I was particularly struck by Taylor's discussion of the "civilizing process" that commenced in Europe in the 16th century. I touched on this in my book, on pp. 162-166, but there again, that section could easily be expanded into a whole book. (In fact, it has, for example, Norbert Elias's classic The Civilizing Process.) It turns out that you can learn a lot about people by looking at the etiquette books of the time, to see what was required to be a polished gentleman and stand out from the uncivilized rabble -- by the things that were and weren't taken for granted. For example, when dining with others, don't blow your nose with the tablecloth. When walking with a companion down the street, it is not a "very fine habit," "when one comes across excrement... to point it out to another, and hold it up for him to smell." Do not defecate in public places, either in the middle of the street or down the hallway. Don't just walk around naked.

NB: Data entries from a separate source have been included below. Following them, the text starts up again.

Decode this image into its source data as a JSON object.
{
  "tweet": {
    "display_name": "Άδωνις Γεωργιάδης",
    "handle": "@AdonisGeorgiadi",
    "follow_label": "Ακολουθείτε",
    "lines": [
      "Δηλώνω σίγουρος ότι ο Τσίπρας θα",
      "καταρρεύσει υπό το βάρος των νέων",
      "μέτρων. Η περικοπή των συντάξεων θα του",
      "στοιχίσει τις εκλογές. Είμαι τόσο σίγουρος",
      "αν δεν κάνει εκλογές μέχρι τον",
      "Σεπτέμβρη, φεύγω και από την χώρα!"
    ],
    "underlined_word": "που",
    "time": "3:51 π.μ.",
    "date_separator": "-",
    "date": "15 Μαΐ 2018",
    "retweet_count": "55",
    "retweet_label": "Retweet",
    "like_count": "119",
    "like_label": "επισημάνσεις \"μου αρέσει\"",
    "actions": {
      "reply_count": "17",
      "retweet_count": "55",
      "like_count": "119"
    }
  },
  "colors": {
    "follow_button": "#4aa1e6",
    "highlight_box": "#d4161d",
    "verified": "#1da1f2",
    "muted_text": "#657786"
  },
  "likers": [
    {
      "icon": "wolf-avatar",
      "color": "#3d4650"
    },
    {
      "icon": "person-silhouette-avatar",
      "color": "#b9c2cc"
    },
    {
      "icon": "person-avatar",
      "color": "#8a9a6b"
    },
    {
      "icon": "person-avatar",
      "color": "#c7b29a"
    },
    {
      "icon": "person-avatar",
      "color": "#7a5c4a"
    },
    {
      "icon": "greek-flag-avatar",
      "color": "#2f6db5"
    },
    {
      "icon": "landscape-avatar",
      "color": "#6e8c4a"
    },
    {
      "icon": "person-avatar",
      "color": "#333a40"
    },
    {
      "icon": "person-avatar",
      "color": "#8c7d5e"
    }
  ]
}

Neil Postman also discusses this in his excellent The Disappearance of Childhood. People "were not shamed by exposing their bodily functions to the gaze of others.... The idea of concealing sexual drives was alien to adults, and the idea of sheltering children from sexual secrets, unknown.... Indeed, it was common enough in the Middle Ages for adults to take liberties with the sexual organs of children.... In the Middle Ages there were no children because there existed no means for adults to know exclusive information..." Manners, literacy, disenchantment, individualism, boundaries, and the interior self all arise simultaneously.
In his book, Elias devotes an an entire analysis to "the rise of the fork," which symbolized a more general trend toward refinement of manners, or self-restraint, courtesy, psychological boundaries, and recognition of the other as a separate being. Prior to the 16th century, everyone just ate with their hands from a common bowl, and this persisted in the lower classes into the 19th century. In a way, the civilizing process tracks along with the development of shame, or at least putting it to an entirely new purpose.
As Taylor writes, the civilizing process is a matter of learning to feel shame "in the proper places." Thus, what may appear to be a trivial change in manners on the surface signifies a much deeper psychological change, in that people are beginning to be aware of their own psychological interior, and how they appear to others. Prior to this time, people are much more like children, with no shame whatsoever about bodily functions, about expressing emotion with no restraint, or about acting on violent or sexual impulses without reflection. Ironically, it is only with the development of the individual that intimacy can begin to develop, which you might say is the unashamed sharing of two people, interior to interior, or "psychological undressing." 11:42 AM